● Directions
Restate the following records word for word without images.

····················

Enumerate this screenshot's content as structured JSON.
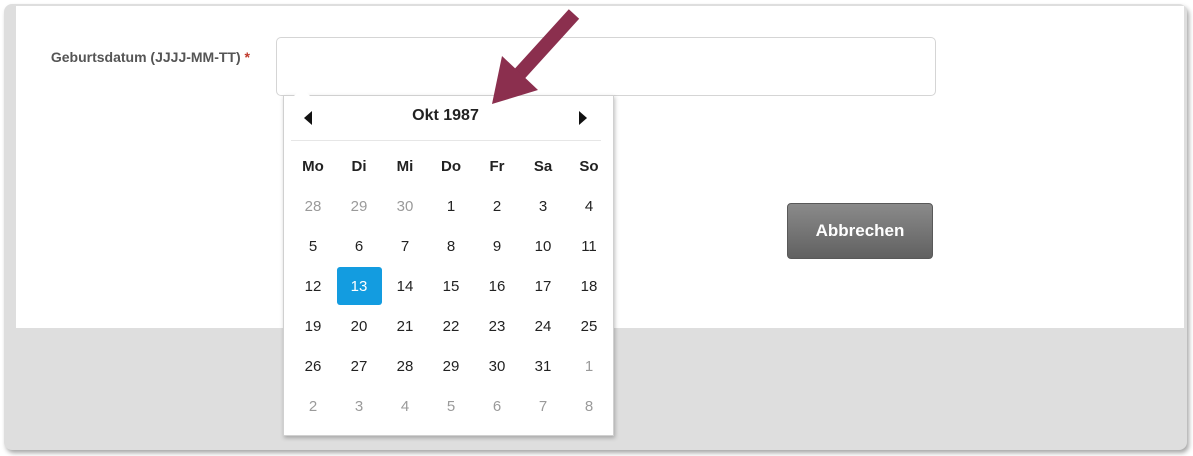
{
  "form": {
    "birthdate_label": "Geburtsdatum (JJJJ-MM-TT)",
    "required_marker": "*",
    "birthdate_value": "",
    "cancel_label": "Abbrechen"
  },
  "datepicker": {
    "month_title": "Okt 1987",
    "weekdays": [
      "Mo",
      "Di",
      "Mi",
      "Do",
      "Fr",
      "Sa",
      "So"
    ],
    "days": [
      {
        "label": "28",
        "muted": true
      },
      {
        "label": "29",
        "muted": true
      },
      {
        "label": "30",
        "muted": true
      },
      {
        "label": "1"
      },
      {
        "label": "2"
      },
      {
        "label": "3"
      },
      {
        "label": "4"
      },
      {
        "label": "5"
      },
      {
        "label": "6"
      },
      {
        "label": "7"
      },
      {
        "label": "8"
      },
      {
        "label": "9"
      },
      {
        "label": "10"
      },
      {
        "label": "11"
      },
      {
        "label": "12"
      },
      {
        "label": "13",
        "selected": true
      },
      {
        "label": "14"
      },
      {
        "label": "15"
      },
      {
        "label": "16"
      },
      {
        "label": "17"
      },
      {
        "label": "18"
      },
      {
        "label": "19"
      },
      {
        "label": "20"
      },
      {
        "label": "21"
      },
      {
        "label": "22"
      },
      {
        "label": "23"
      },
      {
        "label": "24"
      },
      {
        "label": "25"
      },
      {
        "label": "26"
      },
      {
        "label": "27"
      },
      {
        "label": "28"
      },
      {
        "label": "29"
      },
      {
        "label": "30"
      },
      {
        "label": "31"
      },
      {
        "label": "1",
        "muted": true
      },
      {
        "label": "2",
        "muted": true
      },
      {
        "label": "3",
        "muted": true
      },
      {
        "label": "4",
        "muted": true
      },
      {
        "label": "5",
        "muted": true
      },
      {
        "label": "6",
        "muted": true
      },
      {
        "label": "7",
        "muted": true
      },
      {
        "label": "8",
        "muted": true
      }
    ],
    "prev_icon": "triangle-left-icon",
    "next_icon": "triangle-right-icon"
  },
  "colors": {
    "selected_day": "#139ce0",
    "annotation_arrow": "#8b2f4e",
    "required_marker": "#c0392b",
    "cancel_button": "#6e6e6e"
  }
}
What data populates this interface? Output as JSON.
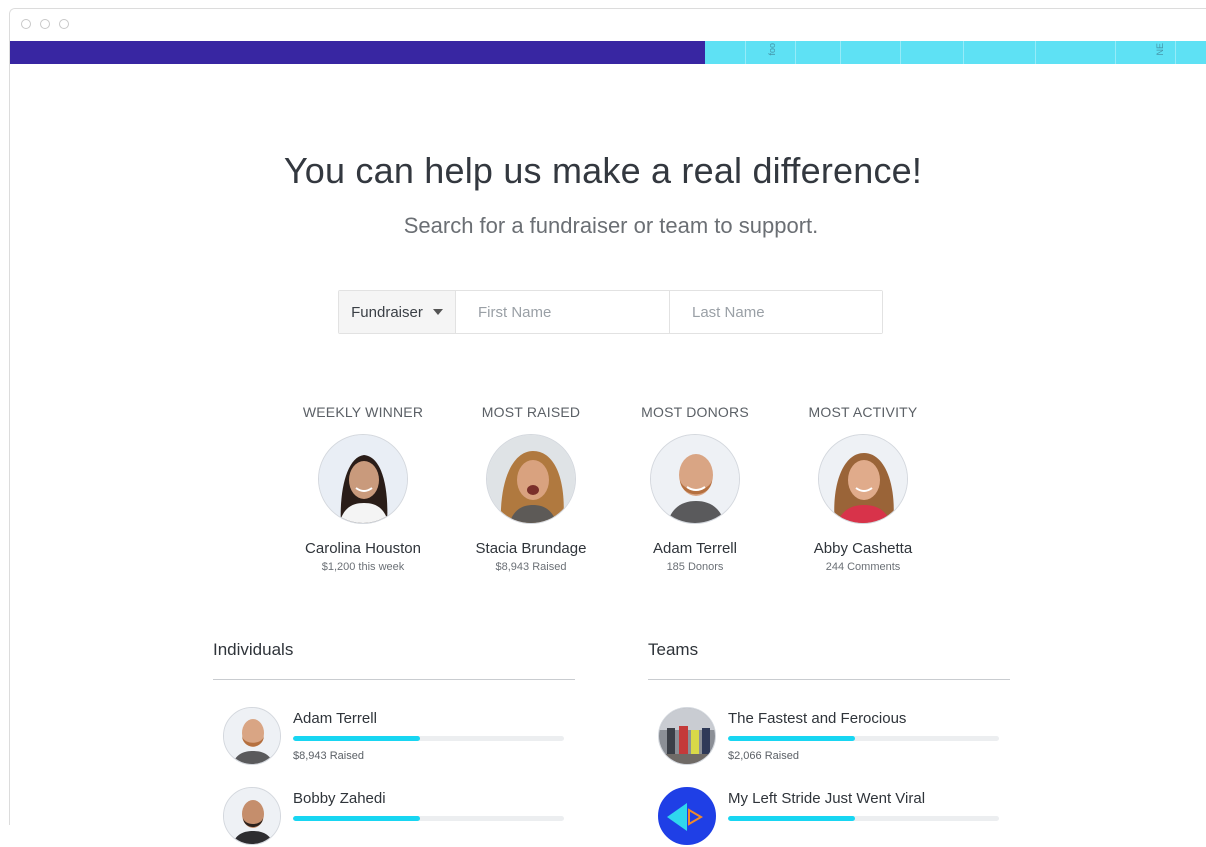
{
  "headline": "You can help us make a real difference!",
  "subhead": "Search for a fundraiser or team to support.",
  "search": {
    "type_label": "Fundraiser",
    "first_name_placeholder": "First Name",
    "last_name_placeholder": "Last Name"
  },
  "banner": {
    "map_label_1": "foo",
    "map_label_2": "NE"
  },
  "colors": {
    "banner_left": "#3826a2",
    "banner_right": "#5ee1f4",
    "progress": "#18d6f2"
  },
  "leaders": [
    {
      "category": "WEEKLY WINNER",
      "name": "Carolina Houston",
      "stat": "$1,200 this week"
    },
    {
      "category": "MOST RAISED",
      "name": "Stacia Brundage",
      "stat": "$8,943 Raised"
    },
    {
      "category": "MOST DONORS",
      "name": "Adam Terrell",
      "stat": "185 Donors"
    },
    {
      "category": "MOST ACTIVITY",
      "name": "Abby Cashetta",
      "stat": "244 Comments"
    }
  ],
  "individuals": {
    "title": "Individuals",
    "items": [
      {
        "name": "Adam Terrell",
        "raised": "$8,943 Raised",
        "progress_fraction": 0.47
      },
      {
        "name": "Bobby Zahedi",
        "raised": "",
        "progress_fraction": 0.47
      }
    ]
  },
  "teams": {
    "title": "Teams",
    "items": [
      {
        "name": "The Fastest and Ferocious",
        "raised": "$2,066 Raised",
        "progress_fraction": 0.47
      },
      {
        "name": "My Left Stride Just Went Viral",
        "raised": "",
        "progress_fraction": 0.47
      }
    ]
  }
}
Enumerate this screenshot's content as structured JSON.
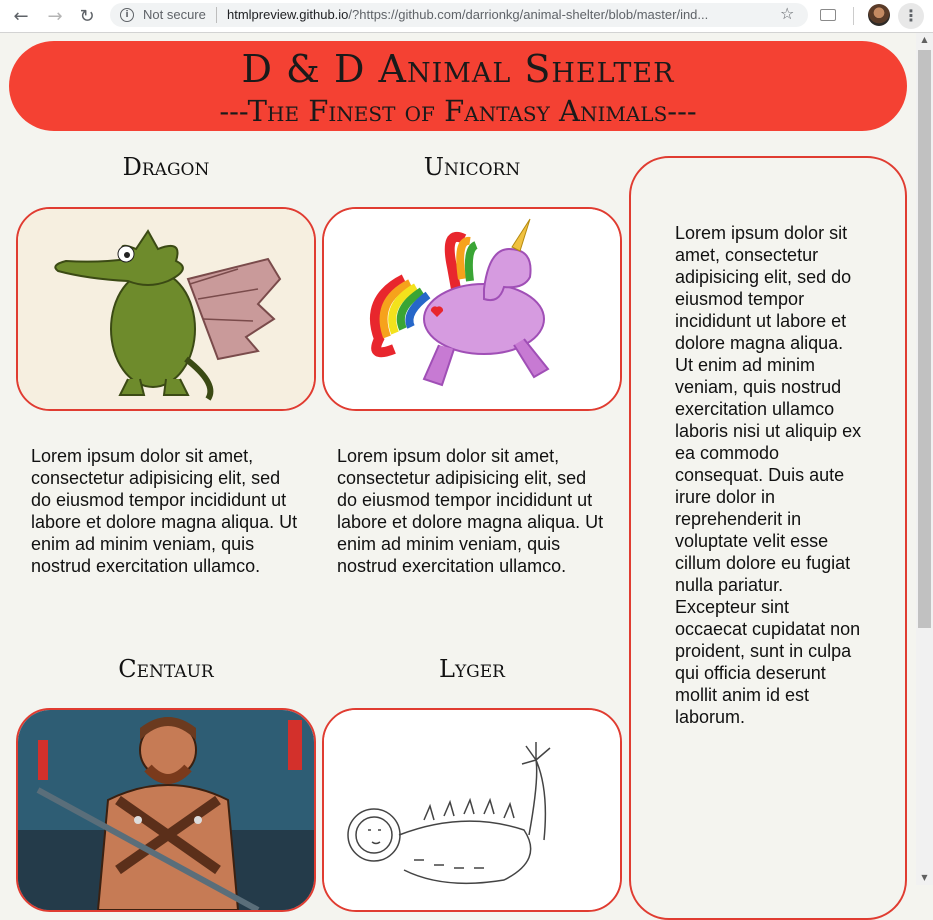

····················

● Solution to the exercise
Enumerate this screenshot's content as structured JSON.
{
  "form": {
    "birthdate_label": "Geburtsdatum (JJJJ-MM-TT)",
    "required_marker": "*",
    "birthdate_value": "",
    "cancel_label": "Abbrechen"
  },
  "datepicker": {
    "month_title": "Okt 1987",
    "weekdays": [
      "Mo",
      "Di",
      "Mi",
      "Do",
      "Fr",
      "Sa",
      "So"
    ],
    "days": [
      {
        "label": "28",
        "muted": true
      },
      {
        "label": "29",
        "muted": true
      },
      {
        "label": "30",
        "muted": true
      },
      {
        "label": "1"
      },
      {
        "label": "2"
      },
      {
        "label": "3"
      },
      {
        "label": "4"
      },
      {
        "label": "5"
      },
      {
        "label": "6"
      },
      {
        "label": "7"
      },
      {
        "label": "8"
      },
      {
        "label": "9"
      },
      {
        "label": "10"
      },
      {
        "label": "11"
      },
      {
        "label": "12"
      },
      {
        "label": "13",
        "selected": true
      },
      {
        "label": "14"
      },
      {
        "label": "15"
      },
      {
        "label": "16"
      },
      {
        "label": "17"
      },
      {
        "label": "18"
      },
      {
        "label": "19"
      },
      {
        "label": "20"
      },
      {
        "label": "21"
      },
      {
        "label": "22"
      },
      {
        "label": "23"
      },
      {
        "label": "24"
      },
      {
        "label": "25"
      },
      {
        "label": "26"
      },
      {
        "label": "27"
      },
      {
        "label": "28"
      },
      {
        "label": "29"
      },
      {
        "label": "30"
      },
      {
        "label": "31"
      },
      {
        "label": "1",
        "muted": true
      },
      {
        "label": "2",
        "muted": true
      },
      {
        "label": "3",
        "muted": true
      },
      {
        "label": "4",
        "muted": true
      },
      {
        "label": "5",
        "muted": true
      },
      {
        "label": "6",
        "muted": true
      },
      {
        "label": "7",
        "muted": true
      },
      {
        "label": "8",
        "muted": true
      }
    ],
    "prev_icon": "triangle-left-icon",
    "next_icon": "triangle-right-icon"
  },
  "colors": {
    "selected_day": "#139ce0",
    "annotation_arrow": "#8b2f4e",
    "required_marker": "#c0392b",
    "cancel_button": "#6e6e6e"
  }
}
What data populates this interface? Output as JSON.
{
  "headline": "You can help us make a real difference!",
  "subhead": "Search for a fundraiser or team to support.",
  "search": {
    "type_label": "Fundraiser",
    "first_name_placeholder": "First Name",
    "last_name_placeholder": "Last Name"
  },
  "banner": {
    "map_label_1": "foo",
    "map_label_2": "NE"
  },
  "colors": {
    "banner_left": "#3826a2",
    "banner_right": "#5ee1f4",
    "progress": "#18d6f2"
  },
  "leaders": [
    {
      "category": "WEEKLY WINNER",
      "name": "Carolina Houston",
      "stat": "$1,200 this week"
    },
    {
      "category": "MOST RAISED",
      "name": "Stacia Brundage",
      "stat": "$8,943 Raised"
    },
    {
      "category": "MOST DONORS",
      "name": "Adam Terrell",
      "stat": "185 Donors"
    },
    {
      "category": "MOST ACTIVITY",
      "name": "Abby Cashetta",
      "stat": "244 Comments"
    }
  ],
  "individuals": {
    "title": "Individuals",
    "items": [
      {
        "name": "Adam Terrell",
        "raised": "$8,943 Raised",
        "progress_fraction": 0.47
      },
      {
        "name": "Bobby Zahedi",
        "raised": "",
        "progress_fraction": 0.47
      }
    ]
  },
  "teams": {
    "title": "Teams",
    "items": [
      {
        "name": "The Fastest and Ferocious",
        "raised": "$2,066 Raised",
        "progress_fraction": 0.47
      },
      {
        "name": "My Left Stride Just Went Viral",
        "raised": "",
        "progress_fraction": 0.47
      }
    ]
  }
}
Enumerate this screenshot's content as structured JSON.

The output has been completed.